[App and web page records]

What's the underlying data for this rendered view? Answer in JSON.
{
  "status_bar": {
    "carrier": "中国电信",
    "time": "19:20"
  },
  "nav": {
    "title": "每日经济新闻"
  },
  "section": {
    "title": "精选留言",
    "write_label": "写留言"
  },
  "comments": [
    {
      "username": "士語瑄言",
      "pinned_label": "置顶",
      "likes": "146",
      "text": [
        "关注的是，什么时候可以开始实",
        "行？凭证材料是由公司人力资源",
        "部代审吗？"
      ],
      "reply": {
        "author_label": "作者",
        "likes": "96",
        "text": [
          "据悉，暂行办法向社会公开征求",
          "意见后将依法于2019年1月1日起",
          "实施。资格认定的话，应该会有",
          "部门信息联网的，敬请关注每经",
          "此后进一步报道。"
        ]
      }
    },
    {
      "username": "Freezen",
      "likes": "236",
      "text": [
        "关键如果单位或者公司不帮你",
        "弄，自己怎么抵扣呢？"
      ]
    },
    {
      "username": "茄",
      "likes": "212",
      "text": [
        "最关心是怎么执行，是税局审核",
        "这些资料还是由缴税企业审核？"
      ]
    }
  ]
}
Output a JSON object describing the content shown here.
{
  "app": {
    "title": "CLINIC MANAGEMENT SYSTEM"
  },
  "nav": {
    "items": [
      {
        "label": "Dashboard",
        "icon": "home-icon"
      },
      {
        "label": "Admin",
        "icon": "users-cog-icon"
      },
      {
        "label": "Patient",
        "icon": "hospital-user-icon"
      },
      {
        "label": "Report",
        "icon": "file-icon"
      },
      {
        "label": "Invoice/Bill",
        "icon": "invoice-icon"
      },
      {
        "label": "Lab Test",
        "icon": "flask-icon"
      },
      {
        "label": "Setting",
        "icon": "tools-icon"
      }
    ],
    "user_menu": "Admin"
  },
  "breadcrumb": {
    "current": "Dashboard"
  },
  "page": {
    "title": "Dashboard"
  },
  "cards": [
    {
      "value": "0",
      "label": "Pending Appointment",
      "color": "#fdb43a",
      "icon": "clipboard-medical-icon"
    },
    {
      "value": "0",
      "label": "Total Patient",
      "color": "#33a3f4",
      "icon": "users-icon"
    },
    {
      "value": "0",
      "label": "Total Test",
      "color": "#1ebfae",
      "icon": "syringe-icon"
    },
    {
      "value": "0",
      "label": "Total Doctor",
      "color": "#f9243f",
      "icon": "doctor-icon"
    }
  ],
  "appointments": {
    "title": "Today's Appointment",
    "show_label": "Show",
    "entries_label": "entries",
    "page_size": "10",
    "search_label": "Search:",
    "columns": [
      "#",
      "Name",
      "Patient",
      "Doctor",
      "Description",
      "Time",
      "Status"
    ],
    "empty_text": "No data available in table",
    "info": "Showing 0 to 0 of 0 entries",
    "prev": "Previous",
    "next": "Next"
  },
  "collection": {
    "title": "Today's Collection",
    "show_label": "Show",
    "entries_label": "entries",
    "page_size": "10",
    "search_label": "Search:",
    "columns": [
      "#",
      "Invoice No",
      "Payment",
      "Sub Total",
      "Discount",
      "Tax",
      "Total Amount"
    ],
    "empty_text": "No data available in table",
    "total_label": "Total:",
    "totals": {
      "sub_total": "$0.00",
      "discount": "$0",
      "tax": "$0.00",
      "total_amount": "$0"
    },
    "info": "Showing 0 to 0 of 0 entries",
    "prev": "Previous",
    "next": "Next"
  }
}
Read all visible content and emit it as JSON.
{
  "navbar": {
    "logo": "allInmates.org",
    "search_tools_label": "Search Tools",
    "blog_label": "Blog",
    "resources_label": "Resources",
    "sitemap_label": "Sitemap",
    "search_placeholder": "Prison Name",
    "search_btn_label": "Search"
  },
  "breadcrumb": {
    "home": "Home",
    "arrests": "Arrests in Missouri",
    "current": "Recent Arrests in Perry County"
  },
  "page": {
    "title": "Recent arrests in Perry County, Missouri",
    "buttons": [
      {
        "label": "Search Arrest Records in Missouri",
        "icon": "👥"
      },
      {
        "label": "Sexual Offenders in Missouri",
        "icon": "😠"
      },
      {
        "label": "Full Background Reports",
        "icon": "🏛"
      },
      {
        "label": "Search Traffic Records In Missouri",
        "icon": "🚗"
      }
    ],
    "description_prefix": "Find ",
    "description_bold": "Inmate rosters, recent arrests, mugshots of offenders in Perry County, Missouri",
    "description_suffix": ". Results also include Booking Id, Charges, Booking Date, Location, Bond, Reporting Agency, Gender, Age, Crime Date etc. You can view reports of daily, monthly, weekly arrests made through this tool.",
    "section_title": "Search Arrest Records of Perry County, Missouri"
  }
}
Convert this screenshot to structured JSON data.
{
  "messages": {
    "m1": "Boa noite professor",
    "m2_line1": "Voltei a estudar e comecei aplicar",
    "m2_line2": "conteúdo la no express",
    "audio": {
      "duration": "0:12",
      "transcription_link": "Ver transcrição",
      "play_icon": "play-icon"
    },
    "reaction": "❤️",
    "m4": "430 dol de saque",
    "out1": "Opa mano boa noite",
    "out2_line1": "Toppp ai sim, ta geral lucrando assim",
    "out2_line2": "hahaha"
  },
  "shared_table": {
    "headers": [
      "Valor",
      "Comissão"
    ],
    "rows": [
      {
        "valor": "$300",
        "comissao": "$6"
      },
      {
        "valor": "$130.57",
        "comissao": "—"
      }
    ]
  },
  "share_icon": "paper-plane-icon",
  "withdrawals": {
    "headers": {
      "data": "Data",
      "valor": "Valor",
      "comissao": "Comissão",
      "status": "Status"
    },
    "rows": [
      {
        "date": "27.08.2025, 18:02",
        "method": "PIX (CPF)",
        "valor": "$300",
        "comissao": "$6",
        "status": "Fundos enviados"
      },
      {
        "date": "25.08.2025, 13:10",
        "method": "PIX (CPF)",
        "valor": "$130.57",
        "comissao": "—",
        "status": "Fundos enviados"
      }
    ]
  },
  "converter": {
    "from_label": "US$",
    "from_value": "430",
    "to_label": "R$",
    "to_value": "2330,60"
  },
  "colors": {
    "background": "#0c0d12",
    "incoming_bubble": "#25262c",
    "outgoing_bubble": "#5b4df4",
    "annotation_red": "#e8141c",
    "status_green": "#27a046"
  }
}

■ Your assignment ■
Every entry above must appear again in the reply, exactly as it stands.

■ Your solution ■
What's the underlying data for this rendered view? Answer in JSON.
{
  "status_bar": {
    "carrier": "中国电信",
    "time": "19:20"
  },
  "nav": {
    "title": "每日经济新闻"
  },
  "section": {
    "title": "精选留言",
    "write_label": "写留言"
  },
  "comments": [
    {
      "username": "士語瑄言",
      "pinned_label": "置顶",
      "likes": "146",
      "text": [
        "关注的是，什么时候可以开始实",
        "行？凭证材料是由公司人力资源",
        "部代审吗？"
      ],
      "reply": {
        "author_label": "作者",
        "likes": "96",
        "text": [
          "据悉，暂行办法向社会公开征求",
          "意见后将依法于2019年1月1日起",
          "实施。资格认定的话，应该会有",
          "部门信息联网的，敬请关注每经",
          "此后进一步报道。"
        ]
      }
    },
    {
      "username": "Freezen",
      "likes": "236",
      "text": [
        "关键如果单位或者公司不帮你",
        "弄，自己怎么抵扣呢？"
      ]
    },
    {
      "username": "茄",
      "likes": "212",
      "text": [
        "最关心是怎么执行，是税局审核",
        "这些资料还是由缴税企业审核？"
      ]
    }
  ]
}
Output a JSON object describing the content shown here.
{
  "app": {
    "title": "CLINIC MANAGEMENT SYSTEM"
  },
  "nav": {
    "items": [
      {
        "label": "Dashboard",
        "icon": "home-icon"
      },
      {
        "label": "Admin",
        "icon": "users-cog-icon"
      },
      {
        "label": "Patient",
        "icon": "hospital-user-icon"
      },
      {
        "label": "Report",
        "icon": "file-icon"
      },
      {
        "label": "Invoice/Bill",
        "icon": "invoice-icon"
      },
      {
        "label": "Lab Test",
        "icon": "flask-icon"
      },
      {
        "label": "Setting",
        "icon": "tools-icon"
      }
    ],
    "user_menu": "Admin"
  },
  "breadcrumb": {
    "current": "Dashboard"
  },
  "page": {
    "title": "Dashboard"
  },
  "cards": [
    {
      "value": "0",
      "label": "Pending Appointment",
      "color": "#fdb43a",
      "icon": "clipboard-medical-icon"
    },
    {
      "value": "0",
      "label": "Total Patient",
      "color": "#33a3f4",
      "icon": "users-icon"
    },
    {
      "value": "0",
      "label": "Total Test",
      "color": "#1ebfae",
      "icon": "syringe-icon"
    },
    {
      "value": "0",
      "label": "Total Doctor",
      "color": "#f9243f",
      "icon": "doctor-icon"
    }
  ],
  "appointments": {
    "title": "Today's Appointment",
    "show_label": "Show",
    "entries_label": "entries",
    "page_size": "10",
    "search_label": "Search:",
    "columns": [
      "#",
      "Name",
      "Patient",
      "Doctor",
      "Description",
      "Time",
      "Status"
    ],
    "empty_text": "No data available in table",
    "info": "Showing 0 to 0 of 0 entries",
    "prev": "Previous",
    "next": "Next"
  },
  "collection": {
    "title": "Today's Collection",
    "show_label": "Show",
    "entries_label": "entries",
    "page_size": "10",
    "search_label": "Search:",
    "columns": [
      "#",
      "Invoice No",
      "Payment",
      "Sub Total",
      "Discount",
      "Tax",
      "Total Amount"
    ],
    "empty_text": "No data available in table",
    "total_label": "Total:",
    "totals": {
      "sub_total": "$0.00",
      "discount": "$0",
      "tax": "$0.00",
      "total_amount": "$0"
    },
    "info": "Showing 0 to 0 of 0 entries",
    "prev": "Previous",
    "next": "Next"
  }
}
Read all visible content and emit it as JSON.
{
  "navbar": {
    "logo": "allInmates.org",
    "search_tools_label": "Search Tools",
    "blog_label": "Blog",
    "resources_label": "Resources",
    "sitemap_label": "Sitemap",
    "search_placeholder": "Prison Name",
    "search_btn_label": "Search"
  },
  "breadcrumb": {
    "home": "Home",
    "arrests": "Arrests in Missouri",
    "current": "Recent Arrests in Perry County"
  },
  "page": {
    "title": "Recent arrests in Perry County, Missouri",
    "buttons": [
      {
        "label": "Search Arrest Records in Missouri",
        "icon": "👥"
      },
      {
        "label": "Sexual Offenders in Missouri",
        "icon": "😠"
      },
      {
        "label": "Full Background Reports",
        "icon": "🏛"
      },
      {
        "label": "Search Traffic Records In Missouri",
        "icon": "🚗"
      }
    ],
    "description_prefix": "Find ",
    "description_bold": "Inmate rosters, recent arrests, mugshots of offenders in Perry County, Missouri",
    "description_suffix": ". Results also include Booking Id, Charges, Booking Date, Location, Bond, Reporting Agency, Gender, Age, Crime Date etc. You can view reports of daily, monthly, weekly arrests made through this tool.",
    "section_title": "Search Arrest Records of Perry County, Missouri"
  }
}
Convert this screenshot to structured JSON data.
{
  "messages": {
    "m1": "Boa noite professor",
    "m2_line1": "Voltei a estudar e comecei aplicar",
    "m2_line2": "conteúdo la no express",
    "audio": {
      "duration": "0:12",
      "transcription_link": "Ver transcrição",
      "play_icon": "play-icon"
    },
    "reaction": "❤️",
    "m4": "430 dol de saque",
    "out1": "Opa mano boa noite",
    "out2_line1": "Toppp ai sim, ta geral lucrando assim",
    "out2_line2": "hahaha"
  },
  "shared_table": {
    "headers": [
      "Valor",
      "Comissão"
    ],
    "rows": [
      {
        "valor": "$300",
        "comissao": "$6"
      },
      {
        "valor": "$130.57",
        "comissao": "—"
      }
    ]
  },
  "share_icon": "paper-plane-icon",
  "withdrawals": {
    "headers": {
      "data": "Data",
      "valor": "Valor",
      "comissao": "Comissão",
      "status": "Status"
    },
    "rows": [
      {
        "date": "27.08.2025, 18:02",
        "method": "PIX (CPF)",
        "valor": "$300",
        "comissao": "$6",
        "status": "Fundos enviados"
      },
      {
        "date": "25.08.2025, 13:10",
        "method": "PIX (CPF)",
        "valor": "$130.57",
        "comissao": "—",
        "status": "Fundos enviados"
      }
    ]
  },
  "converter": {
    "from_label": "US$",
    "from_value": "430",
    "to_label": "R$",
    "to_value": "2330,60"
  },
  "colors": {
    "background": "#0c0d12",
    "incoming_bubble": "#25262c",
    "outgoing_bubble": "#5b4df4",
    "annotation_red": "#e8141c",
    "status_green": "#27a046"
  }
}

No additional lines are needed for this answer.